Is the CPI (Consumer Price Index) A Valid Metric For Inflation?

Is the CPI (Consumer Price Index) A Valid Metric For Inflation?

The Consumer Price Index (CPI) is one of the most oft used techniques for measuring inflation the world over. Specific countries scrutinize different sets of data, but all employ a similar method. In the US, there has been contention surrounding the CPI for many years now. Initially, it was calculated by contrasting a market basket of goods from two periods – effectively operating as a cost of goods index (COGI). Yet, under the auspices of the US Congress, the CPI eventually developed into a cost of living index (COLI). In addition, as time passed methodological changes occurred which often resulted in a lower CPI. In this article, experts weigh in and provide compelling insight into whether the Consumer Price Index is a valid metric for inflation.

A Better Measure Would Be “Chained CPI”

“The Consumer Price Index (CPI) has long served as the foundational inflation measure for economic activity.
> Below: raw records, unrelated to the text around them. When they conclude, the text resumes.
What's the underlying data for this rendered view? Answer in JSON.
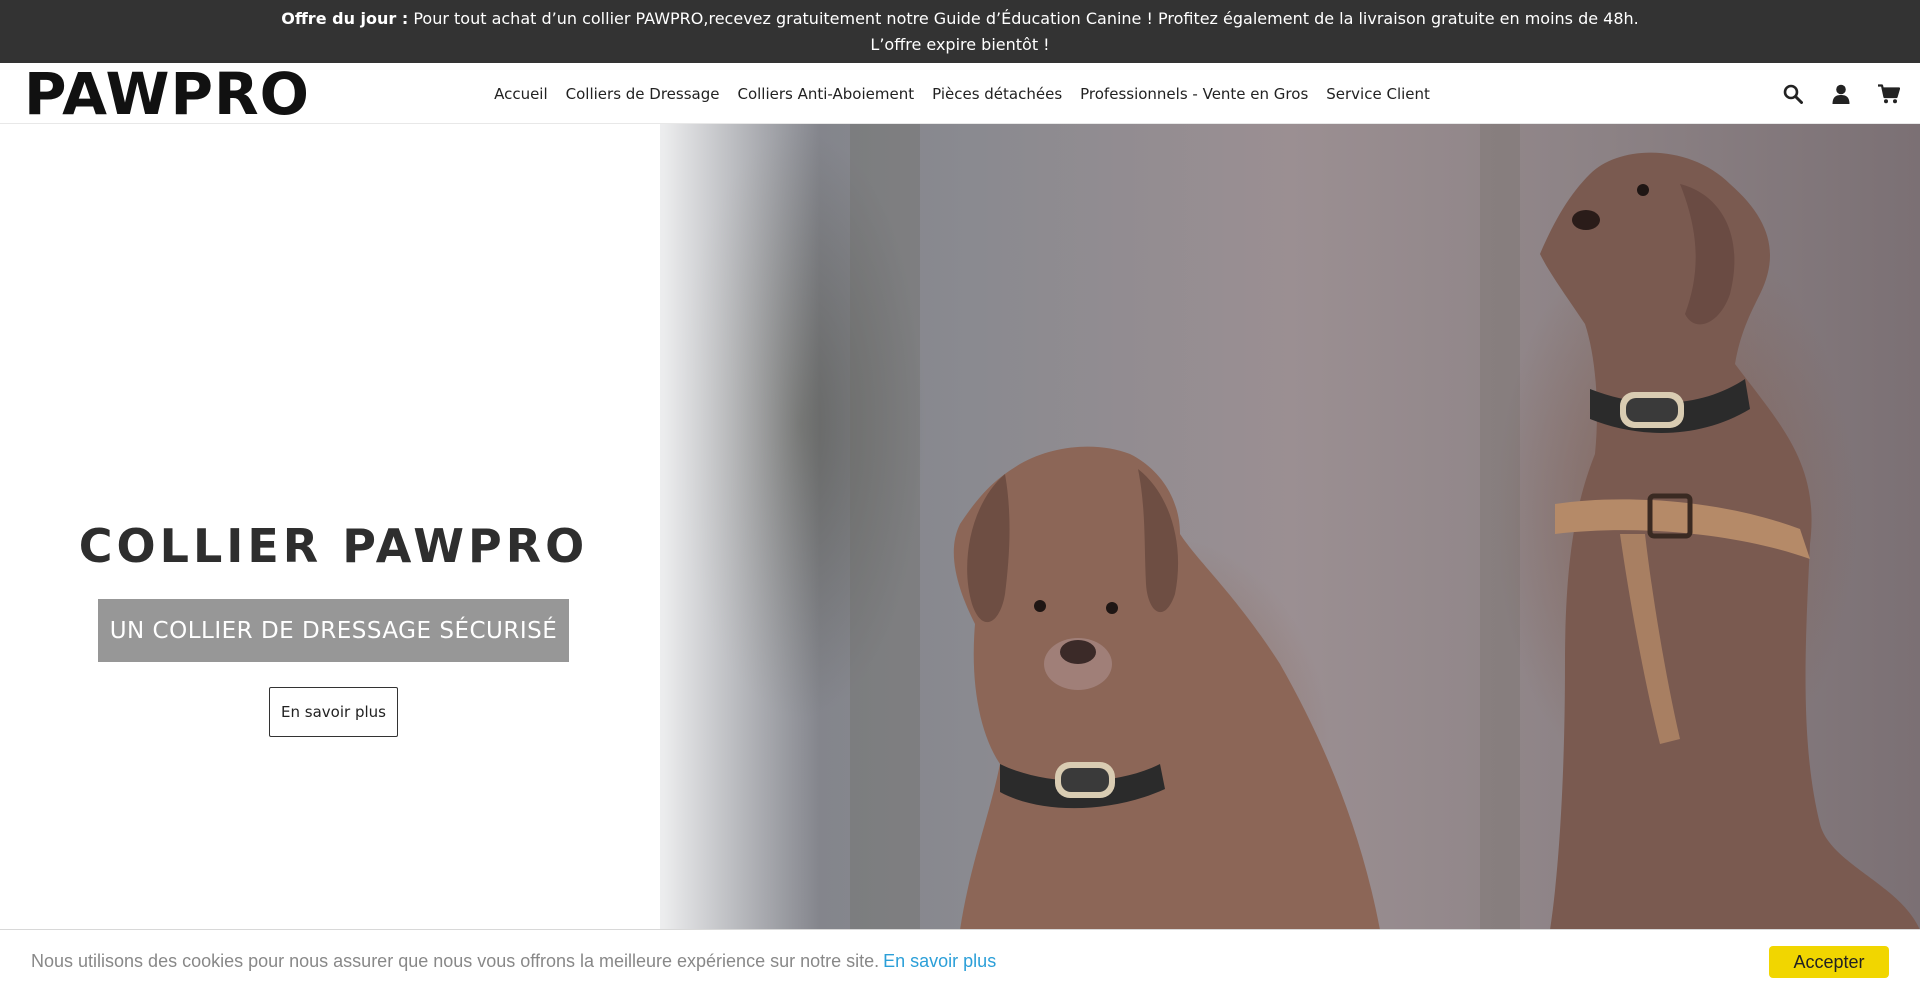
{
  "announcement": {
    "bold": "Offre du jour :",
    "text": " Pour tout achat d’un collier PAWPRO,recevez gratuitement notre Guide d’Éducation Canine ! Profitez également de la livraison gratuite en moins de 48h. L’offre expire bientôt !"
  },
  "header": {
    "logo": "PAWPRO",
    "nav": [
      {
        "label": "Accueil"
      },
      {
        "label": "Colliers de Dressage"
      },
      {
        "label": "Colliers Anti-Aboiement"
      },
      {
        "label": "Pièces détachées"
      },
      {
        "label": "Professionnels - Vente en Gros"
      },
      {
        "label": "Service Client"
      }
    ],
    "icons": [
      "search-icon",
      "user-icon",
      "cart-icon"
    ]
  },
  "hero": {
    "title": "COLLIER PAWPRO",
    "subtitle": "UN COLLIER DE DRESSAGE SÉCURISÉ",
    "cta": "En savoir plus"
  },
  "cookie": {
    "text": "Nous utilisons des cookies pour nous assurer que nous vous offrons la meilleure expérience sur notre site.",
    "link": "En savoir plus",
    "accept": "Accepter",
    "link_color": "#2b9fd8",
    "button_color": "#f1d600"
  },
  "colors": {
    "announcement_bg": "#333333",
    "subtitle_bg": "#979797"
  }
}
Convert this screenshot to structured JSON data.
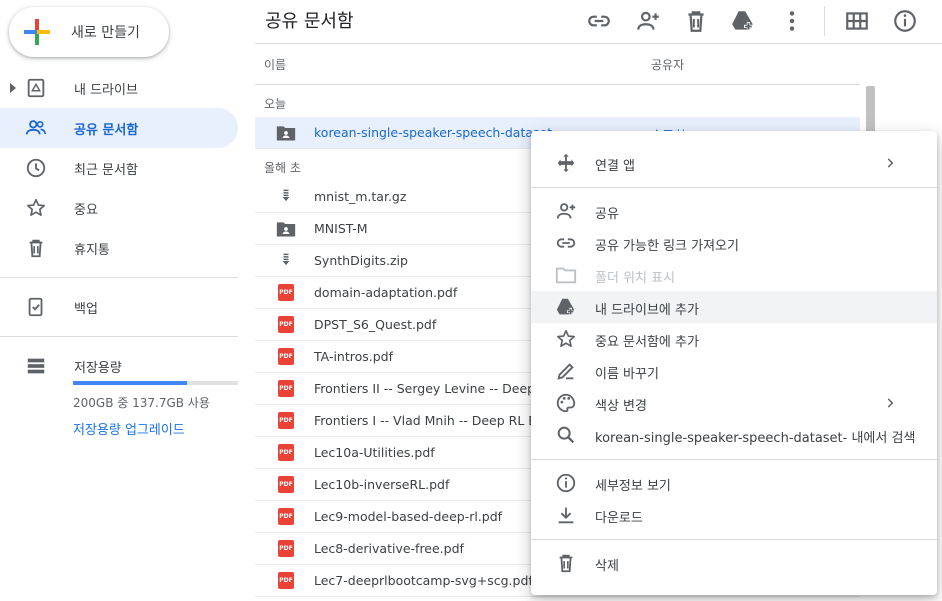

In fact, it underpins the health of an economy because a stable CPI measure indicates the opportunity for economic prosperity. Absent predictable CPI readings, consumers will not have an accurate signal about price expectations and may change their behavior in detriment to the economy as a whole.

One major limitation to the current CPI measure is its inability to incorporate decisions consumers might actually make when evaluating a fixed basket of goods. For example, when a price increases for one consumer product included in the selection of goods used to measure CPI, many consumers would choose to switch to a substitute. CPI doesn’t account for this reality. Instead, CPI assumes the consumer would simply pay more for the same product. Reality usually shows a different response in the form of choosing a substitute product.

Instead, a better measure which accounts for this substitution effect would be “chained CPI.” This more closely resembles the substitution decisions consumers would make in response to rising prices of certain items as opposed to simply paying more for the same good. This metric will capture the switching dynamic.”

Riley Adams, CPA,

Not An Exact Reflection, But Gives A Good Feel For It

“The CPI isn’t an exact reflection of the inflation rate, but it gives us a good feel for it. For the consumer, it shows them the increase in the price of the most common items that people buy, so if this is what they want to know when it is perfect.

However, for anyone interested in a deeper look at the current inflation rate there are other factors to take into account. For example, the CPI is based on a fixed basket of goods rather than taking into account every single product available. So, it really comes down to the reason for wanting to understand this subject.”

Phillip Konchar, Head Tutor, My Trading Skills

CPI Is Likely The Best Measure

“The CPI is one of a few common economic indicators that attempts to measure the magnitude of price changes (inflation) in the economy. The CPI, as the name indicates focuses on the price changes experienced by consumers. There are better indicators if one is looking at price changes for producers
(Purchaser Price Index – PPI), imports and exports (Import/Export Price Indexes – MXP), or employment costs (Employment Cost Index – ECI).

One drawback of the CPI is the time lag associated with the basket of goods included within the CPI. The basket of goods is determined by surveys the Bureau of Labor Statistics conducts to understand what products consumers are purchasing. There is generally a lag of about three years from the survey to when the basket of goods used in the Index is updated. This can be meaningful as the items consumers are purchasing can change quickly, particularly with rapid change in technology or substituting one good for another.

One other consideration is that the CPI can be volatile as it includes volatile products such as the price of energy (gasoline and natural gas prices can be quite volatile) and food. The Federal Reserve prefers to use a core inflation metric that excludes these volatile goods. The core inflation index the Federal Reserve prefers is the Personal Consumption Expenditures Price Index published by the Bureau of Economic Analysis.

Overall, the CPI is likely the best measure of the change in prices that consumers actually experience within an economy.”

John Linton, Managing Member and Portfolio Manager, Elbert Capital Management


There are both benefits and issues surrounding the use of the CPI as an accurate measure for inflation. For instance, the basket of goods used for the CPI is based upon purchases from a “typical household”, which is not a representative sample of all households. Thus, it is not an exact science, as it were. Likewise, the CPI can overstate inflation if it factors goods and services that consumers are using less of due to price increases. Substitution influences the weighting on the market basket, consequently resulting in a lower CPI. In addition, the basket of goods does not always factor the expenditure of new products that people regularly use. Consumption trends take time to be accounted for.

In essence, we are faced with a decision: accept the official CPI numbers provided by the Bureau of Labor Statistics (BLS), or choose alternate measures of inflation, thereby embracing the argument that official figures are inaccurate. Ultimately, whether or not the Consumer Price Index is a valid metric for inflation remains to be seen.